Alan Hsia, co-founder of LOOP Inc., which tours artists in China, feels that the ban “is more about allowing hip-hop to be on mainstream platforms. It seems like hip-hop culture influenced mainstream culture [in China] too big and too fast.”
Marcus Rowland, head of artists and repertoire for music-services company Outdustry, seconds this idea, agreeing that the ban is not an attack on hip hop in general. “This is not the Chinese government trying to ‘fully suppress’ hip-hop. The government exerts massive control over TV and it has decided that hip-hop isn’t acceptable at the highest level of mainstream media.”
The ban is an effort by SAPPRFT to showcase talents who are moral and loyal to Chinese Communist Party. It came into existence not long after two winners of the popular television show Rap of China, PG One and GAI, were criticized for “bad behavior or content at odds with Communist Party values.” For this reason, some, including Billy Koh, a Beijing-based pop producer, feel that the ban is targeted at artists who emerged from that show, specifically.
“The government is flexing its muscle to guide hip-hop in China to project positivity while filtering out the negativity," says Stephen Dowler. He went on to say that in this process, some individuals may be caught up, but he supports the ultimate goal of trying to make hip-hop more positive and does not believe that the government is aiming to suppress hip-hop as a whole, due to Chairman Xi’s support at the last government meeting.
Hip hop has been targeted by the Chinese government in the past. In 2015 alone, 120 rap songs were deemed “too scandalous” and blacklisted. As recently as January, PG One was forced to apologize for some lyrics in his song “Christmas Eve.”

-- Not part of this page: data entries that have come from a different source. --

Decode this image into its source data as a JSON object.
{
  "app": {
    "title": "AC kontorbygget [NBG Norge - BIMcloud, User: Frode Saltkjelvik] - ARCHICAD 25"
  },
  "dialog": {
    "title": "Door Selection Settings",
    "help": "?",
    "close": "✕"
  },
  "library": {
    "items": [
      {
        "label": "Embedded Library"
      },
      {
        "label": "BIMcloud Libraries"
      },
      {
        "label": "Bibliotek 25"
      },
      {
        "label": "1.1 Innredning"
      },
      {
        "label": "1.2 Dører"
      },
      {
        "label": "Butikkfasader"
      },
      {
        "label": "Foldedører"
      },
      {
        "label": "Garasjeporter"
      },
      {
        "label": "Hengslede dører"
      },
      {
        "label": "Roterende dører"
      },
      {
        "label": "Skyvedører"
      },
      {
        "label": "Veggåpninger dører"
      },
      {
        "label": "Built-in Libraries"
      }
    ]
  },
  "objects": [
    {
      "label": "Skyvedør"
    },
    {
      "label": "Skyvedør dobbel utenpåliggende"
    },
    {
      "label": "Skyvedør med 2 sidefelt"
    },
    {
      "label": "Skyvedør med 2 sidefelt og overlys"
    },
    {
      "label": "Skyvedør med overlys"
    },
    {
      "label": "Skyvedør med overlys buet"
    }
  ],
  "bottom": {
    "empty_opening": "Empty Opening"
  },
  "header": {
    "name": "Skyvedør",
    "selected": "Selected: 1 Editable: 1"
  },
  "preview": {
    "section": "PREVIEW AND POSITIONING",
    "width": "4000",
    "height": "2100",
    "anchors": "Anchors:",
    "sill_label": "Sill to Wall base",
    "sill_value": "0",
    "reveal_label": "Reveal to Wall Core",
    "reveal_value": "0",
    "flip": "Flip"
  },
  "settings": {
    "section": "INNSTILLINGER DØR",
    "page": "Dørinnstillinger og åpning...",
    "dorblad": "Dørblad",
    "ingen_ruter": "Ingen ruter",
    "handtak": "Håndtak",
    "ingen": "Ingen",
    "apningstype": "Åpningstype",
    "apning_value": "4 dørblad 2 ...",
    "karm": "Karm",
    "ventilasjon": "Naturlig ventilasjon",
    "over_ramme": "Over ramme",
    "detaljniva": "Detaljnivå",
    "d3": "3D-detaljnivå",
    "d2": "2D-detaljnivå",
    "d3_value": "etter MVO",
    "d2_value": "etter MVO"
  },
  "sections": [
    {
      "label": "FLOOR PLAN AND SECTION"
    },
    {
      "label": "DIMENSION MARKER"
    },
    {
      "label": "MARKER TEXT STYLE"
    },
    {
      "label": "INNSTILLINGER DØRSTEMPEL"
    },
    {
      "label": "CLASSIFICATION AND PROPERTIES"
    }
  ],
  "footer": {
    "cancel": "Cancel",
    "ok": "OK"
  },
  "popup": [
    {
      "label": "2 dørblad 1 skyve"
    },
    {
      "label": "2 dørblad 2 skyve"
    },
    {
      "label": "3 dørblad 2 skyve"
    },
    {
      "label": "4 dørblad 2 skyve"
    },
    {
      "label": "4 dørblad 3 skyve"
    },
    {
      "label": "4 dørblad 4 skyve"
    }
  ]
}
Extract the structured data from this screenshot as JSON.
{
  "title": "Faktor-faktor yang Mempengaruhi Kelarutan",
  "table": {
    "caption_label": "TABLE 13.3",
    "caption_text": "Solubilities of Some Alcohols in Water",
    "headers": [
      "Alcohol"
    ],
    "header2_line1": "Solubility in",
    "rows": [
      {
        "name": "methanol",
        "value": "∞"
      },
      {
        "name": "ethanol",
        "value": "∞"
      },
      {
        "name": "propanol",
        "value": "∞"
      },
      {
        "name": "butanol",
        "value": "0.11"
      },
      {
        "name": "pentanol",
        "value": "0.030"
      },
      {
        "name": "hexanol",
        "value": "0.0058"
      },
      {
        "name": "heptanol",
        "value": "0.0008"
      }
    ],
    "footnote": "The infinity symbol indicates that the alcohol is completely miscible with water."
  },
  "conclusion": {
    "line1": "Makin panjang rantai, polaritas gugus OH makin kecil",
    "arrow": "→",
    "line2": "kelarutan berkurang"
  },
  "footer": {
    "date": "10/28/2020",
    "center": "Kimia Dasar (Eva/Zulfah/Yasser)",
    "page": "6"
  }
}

Ironically, this string of events comes at a time when R&B/hip-hop has become the most dominant genre in the United States.